Videos and Reading
The first video, The Evolutionary Roots of Compassion, explores the idea that we, as humans, have a deep-seated inclination to care for others. The article, Survival of the Kindest, indicates that even Darwin believed this. As natural as the capacity for compassion is, Matthieu Ricard, a Buddhist monk who has logged 50,000 hours of meditation practice and who also has a PhD in cellular genetics, makes the case for consciously supporting this capacity in the video, Cultivating Altruism.
We also explore the natural linkages there are with mindfulness and compassion in Shauna Shapiro's video, How Mindfulness Cultivates Compassion, and her article, Does Mindfulness Make You Compassionate?
In our culture, it can be argued that the person we are least kind to is ourselves, and in Self-Compassion, Farida Zaman points out our tendency to be overly critical of ourselves and describes some ways to cultivate a healthy self-compassion. In the video, Overcoming Objections to Self-Compassion, and in the article, The Five Myths of Self-Compassion, Kristin Neff explores misconceptions about self-compassion, including the belief that motivation requires self-criticism, and the idea that being kinder to ourselves makes us complacent and less effective.
In keeping with this theme, we introduce the Lovingkindness Meditation, which we suggest you try at least once this week. It is a shorter practice (13 min), so when you do this meditation, you can extend it for another 17 minutes to give yourself a full 30 minutes on that day. Or, if you'd like to extend a bit of lovingkindess to yourself(!), you can stop at the end of the 13 minute meditation.
For the formal practice this week, you can choose between any of the three main practices you've experienced so far: Body Scan, Sitting Meditation, Yoga, including at least one day of the Lovingkindness meditation.
For the informal practice, on any given day, you may choose any of the practices you've experienced so far (e.g., simple awareness, mindful eating, STOP, Soften-Soothe-Allow) and enter your experience on the practice sheet.
The Evolutionary Roots of Compassion by Dacher Keltner [4 min]
Cultivating Altruism by Matthieu Ricard [18 min]
How Mindfulness Cultivates Compassion by Shauna Shapiro [16 min]
Overcoming Objections to Self-Compassion video by Kristin Neff [12 min]
Formal Practice [PDF] [or WORD format] - Body Scan, Sitting, Yoga (+ Lovingkindness)
Informal Practice [PDF] [or WORD format] - Any (Simple Awareness, Mindful Eating, STOP, Soften..., etc.)
Supplementary materials related to this week's topic
The Mindful Path to Self-Compassion book by Christopher Germer
Compassionate Ethics in Difficult Times video by the Dalai Lama [11 min]
First, Forgive Yourself interview of Tara Brach by Tej Rae
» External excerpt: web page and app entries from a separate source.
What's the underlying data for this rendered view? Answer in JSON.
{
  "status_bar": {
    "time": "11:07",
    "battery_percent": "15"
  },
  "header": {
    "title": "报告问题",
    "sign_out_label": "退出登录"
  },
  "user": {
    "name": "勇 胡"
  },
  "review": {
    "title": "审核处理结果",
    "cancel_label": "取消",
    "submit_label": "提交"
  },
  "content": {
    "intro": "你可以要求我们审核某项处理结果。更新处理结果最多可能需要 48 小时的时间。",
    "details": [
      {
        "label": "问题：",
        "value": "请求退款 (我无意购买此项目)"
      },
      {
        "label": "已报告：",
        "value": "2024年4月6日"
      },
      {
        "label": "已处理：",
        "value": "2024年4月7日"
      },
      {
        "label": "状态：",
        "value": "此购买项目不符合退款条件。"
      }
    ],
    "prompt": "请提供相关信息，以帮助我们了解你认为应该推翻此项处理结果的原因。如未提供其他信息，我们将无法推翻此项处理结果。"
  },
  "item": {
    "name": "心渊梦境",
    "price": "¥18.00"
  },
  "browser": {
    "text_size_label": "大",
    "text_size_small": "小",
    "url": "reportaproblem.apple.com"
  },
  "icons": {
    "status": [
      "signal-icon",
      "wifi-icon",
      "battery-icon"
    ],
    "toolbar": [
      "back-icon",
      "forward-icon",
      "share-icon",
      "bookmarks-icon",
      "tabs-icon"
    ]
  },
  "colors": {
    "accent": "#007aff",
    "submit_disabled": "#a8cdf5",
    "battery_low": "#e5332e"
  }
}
Universal Compassion video by Sylvia Boorstein and Sharon Salzberg [10 min]
Unconditional Love video by Tara Brach [29 min]
Mindfulness and Self-Compassion video by Kristin Neff [21 min]
Making Friends with Yourself article based on Pema Chodron's "4 Keys to Waking Up"
NOTE: If you are compiling a manual based on the suggestions in MBSR Manual, you would print a copy of this page as well as the Readings and Practice Sheets given above. For a version of this page which has been reformatted for your manual go to the printer-ready version of this page.
- Henry W. Longfellow
Break the chain today. Meet anger with sympathy, contempt with compassion, cruelty with kindness. Greet grimaces with smiles. Forgive and forget about finding fault. Love is the weapon of the future.
- Yehuda Berg
To love our neighbors as we love ourselves means also to love ourselves as we love our neighbors. It means to treat ourselves with as much kindness and understanding as we would the person next door who is in trouble.
- Frederick Buechner